Michel Barnier: EU will not accept à la carte approach - including to single market
Michel Barnier, the EU’s chief Brexit negotiator, says the EU “will not be intimidated” by the UK in the ongoing talks.
Michel Barnier | Photo credit: European Parliament audiovisual
Addressing a news conference in Brussels on Friday, Barnier said there was a risk of a “blame game” emerging with both the UK and EU at risk of blaming each other in the event of the Brexit talks not progressing at the desired pace.
Barnier said, “The UK has decided to leave the EU and we respect that decision but at the same time the UK has to accept the consequences of its decision. That is why there needs to be more trust and reality about what will be possible and what is not possible in the negotiations.”
His comments come ahead of a crunch EU summit in Brussels at the end of the month, where the EU hopes to resolve matters such as the Irish border issue.
- EBS recap: Leading in a changing world
- Barnier: UK cannot participate in Galileo programmes post-Brexit
- Brexit: MEPs again raise concerns over citizens' rights in letter to UK home secretary
He said, “We have two weeks before this summit so I hope we will put those two weeks to good use.”
He warned, though, “We do not accept an à la carte approach, including to the single market.”
Barnier said the two sides had made progress but that a lot remains to be done, particularly on three subjects which, he said, were “very serious for business and citizens.”
These include protection of EU data for citizens and geographical indications, where he said a “lot needs to be done and we still have no UK position even though it is very important for producers, including those in the UK.”
Outstanding EU infringement proceedings against the UK, including on state aid, is the third issue, he said.
“Beyond these there are two other areas of major disagreements: governance of the withdrawal agreement, and questions on Northern Ireland.
“On Ireland, we have focused on regulatory alignment and I call on all sides to be pragmatic because we really need to have common rules.”
Barnier said he had again visited the province recently and “everyone I met said it is important to be able to move around freely and trade freely.”
Another yet to be resolved key area, he said, concerned customs matters.
On this, he said he had carefully studied the customs paper the UK government had submitted on Thursday which he said he welcomed.
He added, “It is good to see the UK engaging with us and we are examining the paper objectively.
“But it raises more difficult questions which will require further discussion.”
The British proposal would see the UK match EU trade tariffs temporarily.
It would be used if a permanent customs deal is not in place at the end of the 21-month Brexit transition period, with the aim of avoiding a hard Irish border.
But Barnier said, “It is an all-weather backstop?
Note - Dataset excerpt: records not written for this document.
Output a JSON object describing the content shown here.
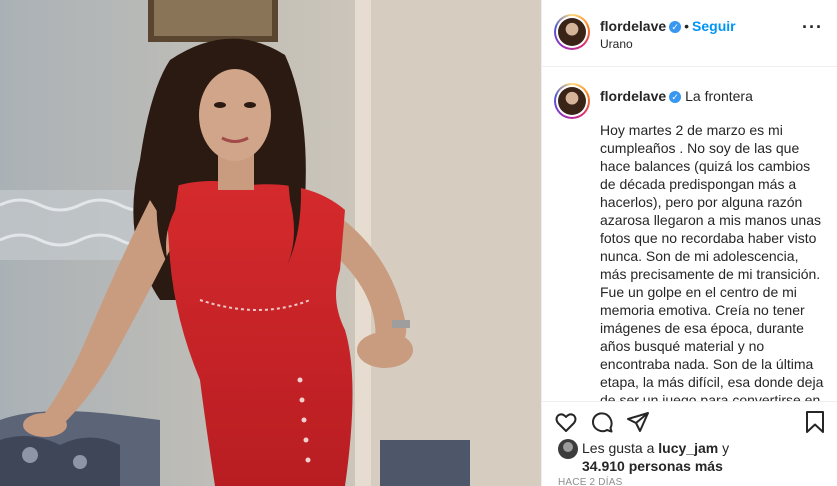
{
  "header": {
    "username": "flordelave",
    "follow_label": "Seguir",
    "separator": "•",
    "location": "Urano",
    "more_label": "···"
  },
  "caption": {
    "username": "flordelave",
    "title": "La frontera",
    "text": "Hoy martes 2 de marzo es mi cumpleaños . No soy de las que hace balances (quizá los cambios de década predispongan más a hacerlos), pero por alguna razón azarosa llegaron a mis manos unas fotos que no recordaba haber visto nunca. Son de mi adolescencia, más precisamente de mi transición. Fue un golpe en el centro de mi memoria emotiva. Creía no tener imágenes de esa época, durante años busqué material y no encontraba nada. Son de la última etapa, la más difícil, esa donde deja de ser un juego para convertirse en una realidad: la del miedo, la incertidumbre, la de las"
  },
  "likes": {
    "prefix": "Les gusta a",
    "user": "lucy_jam",
    "connector": "y",
    "count_text": "34.910 personas más"
  },
  "timestamp": "HACE 2 DÍAS",
  "icons": {
    "like": "heart-icon",
    "comment": "comment-icon",
    "share": "share-icon",
    "save": "bookmark-icon",
    "verified": "verified-badge-icon"
  },
  "colors": {
    "accent": "#0095f6",
    "verified": "#3897f0",
    "text": "#262626",
    "muted": "#8e8e8e",
    "dress": "#d8262a"
  }
}
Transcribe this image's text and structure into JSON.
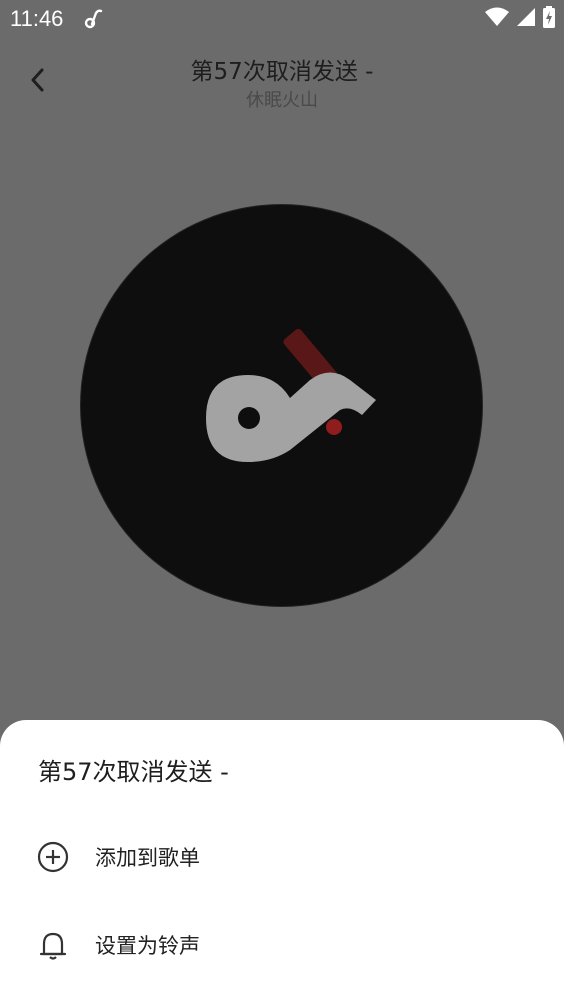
{
  "status_bar": {
    "time": "11:46",
    "app_icon": "music-note-icon",
    "icons": [
      "wifi-icon",
      "signal-icon",
      "battery-charging-icon"
    ]
  },
  "header": {
    "title": "第57次取消发送 -",
    "artist": "休眠火山",
    "back_icon": "chevron-left-icon"
  },
  "player": {
    "disc_logo": "app-logo-icon"
  },
  "sheet": {
    "title": "第57次取消发送 -",
    "items": [
      {
        "label": "添加到歌单",
        "icon": "add-circle-icon"
      },
      {
        "label": "设置为铃声",
        "icon": "bell-icon"
      }
    ]
  },
  "colors": {
    "overlay": "#6b6b6b",
    "disc": "#0e0e0e",
    "logo": "#a3a3a3",
    "accent": "#8f1d1d",
    "sheet": "#ffffff"
  }
}
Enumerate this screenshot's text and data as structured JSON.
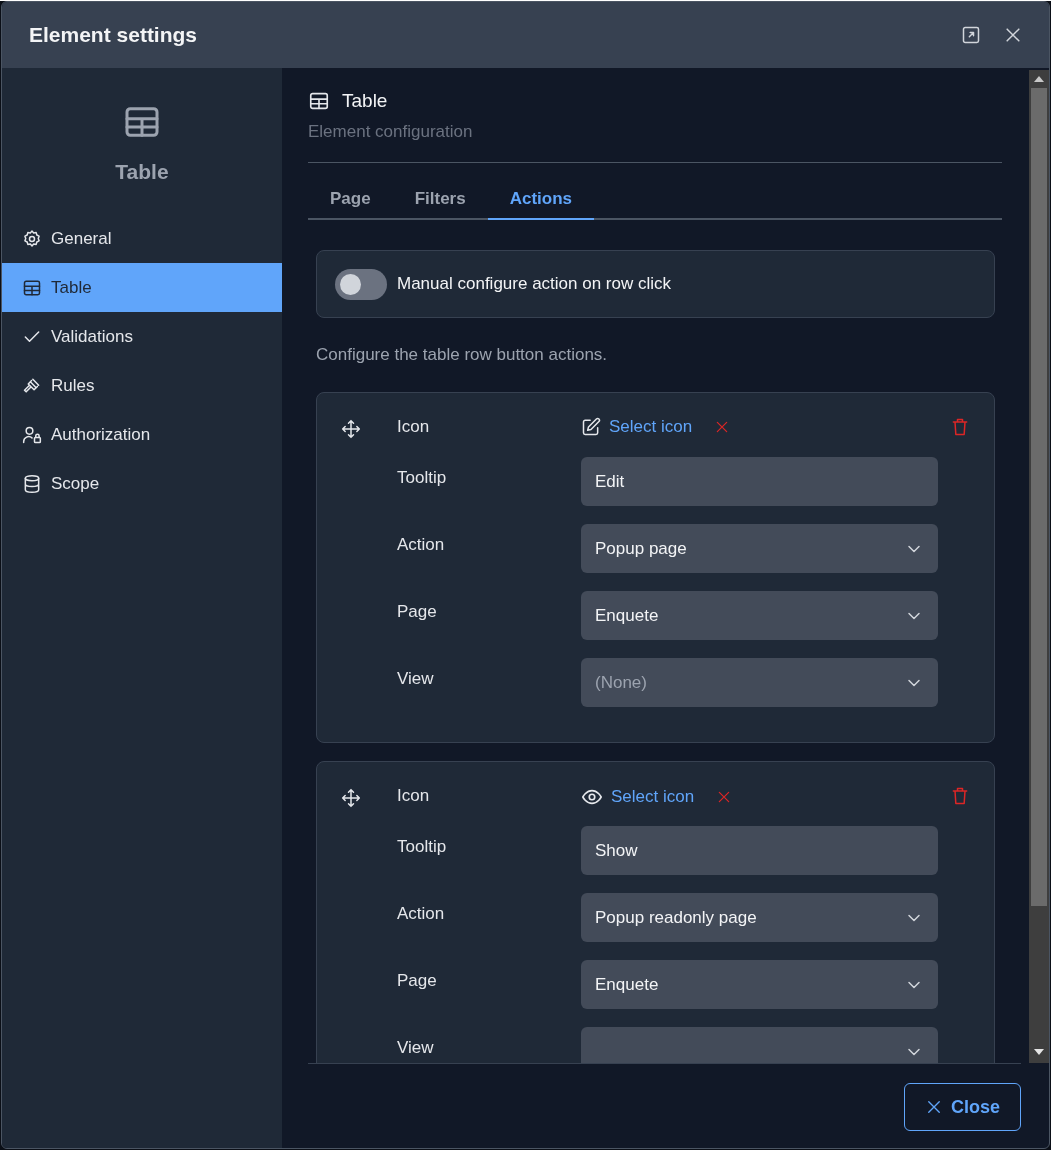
{
  "dialog": {
    "title": "Element settings"
  },
  "sidebar": {
    "element_title": "Table",
    "items": [
      {
        "label": "General",
        "selected": false
      },
      {
        "label": "Table",
        "selected": true
      },
      {
        "label": "Validations",
        "selected": false
      },
      {
        "label": "Rules",
        "selected": false
      },
      {
        "label": "Authorization",
        "selected": false
      },
      {
        "label": "Scope",
        "selected": false
      }
    ]
  },
  "content": {
    "heading": "Table",
    "subtitle": "Element configuration",
    "tabs": [
      {
        "label": "Page",
        "selected": false
      },
      {
        "label": "Filters",
        "selected": false
      },
      {
        "label": "Actions",
        "selected": true
      }
    ],
    "toggle": {
      "label": "Manual configure action on row click",
      "on": false
    },
    "description": "Configure the table row button actions.",
    "actions": [
      {
        "icon_label": "Icon",
        "select_label": "Select icon",
        "fields": [
          {
            "label": "Tooltip",
            "kind": "text",
            "value": "Edit"
          },
          {
            "label": "Action",
            "kind": "select",
            "value": "Popup page"
          },
          {
            "label": "Page",
            "kind": "select",
            "value": "Enquete"
          },
          {
            "label": "View",
            "kind": "select",
            "placeholder": "(None)"
          }
        ]
      },
      {
        "icon_label": "Icon",
        "select_label": "Select icon",
        "fields": [
          {
            "label": "Tooltip",
            "kind": "text",
            "value": "Show"
          },
          {
            "label": "Action",
            "kind": "select",
            "value": "Popup readonly page"
          },
          {
            "label": "Page",
            "kind": "select",
            "value": "Enquete"
          },
          {
            "label": "View",
            "kind": "select"
          }
        ]
      }
    ]
  },
  "footer": {
    "close_label": "Close"
  }
}
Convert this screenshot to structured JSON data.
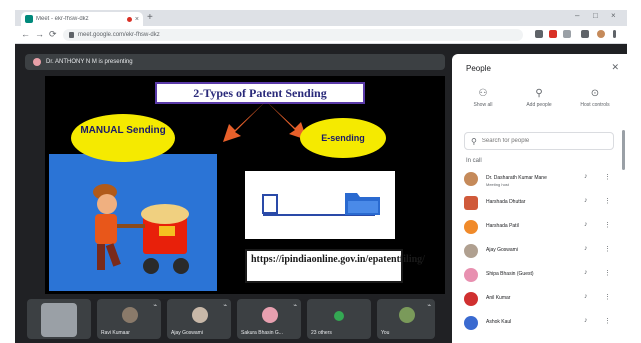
{
  "browser": {
    "tab_title": "Meet - ekr-fhsw-dkz",
    "url": "meet.google.com/ekr-fhsw-dkz",
    "new_tab_symbol": "+",
    "close_symbol": "×",
    "window_controls": [
      "–",
      "□",
      "×"
    ],
    "nav": {
      "back": "←",
      "forward": "→",
      "reload": "⟳"
    }
  },
  "meet": {
    "presenter_text": "Dr. ANTHONY N M is presenting"
  },
  "slide": {
    "title": "2-Types of Patent Sending",
    "manual_label": "MANUAL Sending",
    "esending_label": "E-sending",
    "url_text": "https://ipindiaonline.gov.in/epatentfiling/"
  },
  "tiles": [
    {
      "name": "",
      "color": "#9aa0a6"
    },
    {
      "name": "Ravi Kumaar",
      "color": "#8a7a6a"
    },
    {
      "name": "Ajay Goswami",
      "color": "#c8b8a8"
    },
    {
      "name": "Sakura Bhasin G...",
      "color": "#e8a0b0"
    },
    {
      "name": "23 others",
      "color": "#34a853"
    },
    {
      "name": "You",
      "color": "#7a9a5a"
    }
  ],
  "people_panel": {
    "title": "People",
    "close_icon": "close-icon",
    "actions": [
      {
        "label": "Show all",
        "icon": "people-icon"
      },
      {
        "label": "Add people",
        "icon": "add-person-icon"
      },
      {
        "label": "Host controls",
        "icon": "controls-icon"
      }
    ],
    "search_placeholder": "Search for people",
    "count_label": "In call",
    "participants": [
      {
        "name": "Dr. Dasharath Kumar Mane",
        "sub": "Meeting host",
        "color": "#c58a5a"
      },
      {
        "name": "Harshada Dhuttar",
        "sub": "",
        "color": "#d05a3a"
      },
      {
        "name": "Harshada Patil",
        "sub": "",
        "color": "#f08a2a"
      },
      {
        "name": "Ajay Goswami",
        "sub": "",
        "color": "#b0a090"
      },
      {
        "name": "Shipa Bhasin (Guest)",
        "sub": "",
        "color": "#e890b0"
      },
      {
        "name": "Anil Kumar",
        "sub": "",
        "color": "#d03030"
      },
      {
        "name": "Ashok Kaul",
        "sub": "",
        "color": "#3a6ad0"
      }
    ]
  }
}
The EU backstop provides an answer but the UK is taking a different position. Our backstop cannot be extended to the whole of the UK because it is designed specifically for Northern Ireland.”
He said the UK backstop plan is not a “full backstop” because it “does not address regulatory concerns” and he asked if the UK will agree to be bound by EU regulations during the backstop period. The UK says it wants to leave EU regulation, he said.
Barnier also questopmed if the backstop would last.
He added, “We will not leave this issue unresolved and need it resolved by the autumn.”
Barnier will meet David Davis, the UK’s chief Brexit negotiator, on Monday and said he will raise these points at the meeting. He added, “But a temporary backstop is not what we or, I believe, the Northern Irish people, want.”
He also declined to be drawn into the controversy surrounding UK foreign minister Boris Johnson’s reported comments at a private dinner on Thursday that the UK was heading for a “Brexit meltdown”.
Barnier told reporters, “I am always very stimulated at what he says but I will not comment on these comments.”
He also said, “We will respect the British red lines and it would be nice if the UK would respect them too.”
But with the European Union's support of the Agenda 2030 Sustainable Development Goals, clean water can become a reality that transforms our world, writes WaterAid’s Margaret Batty.
There are different reasons why people believe in extremist ideologies or join extremist groups, explains Alexander Ritzmann.
Willy Fautré fears for the future of those fleeing religious persecution in China.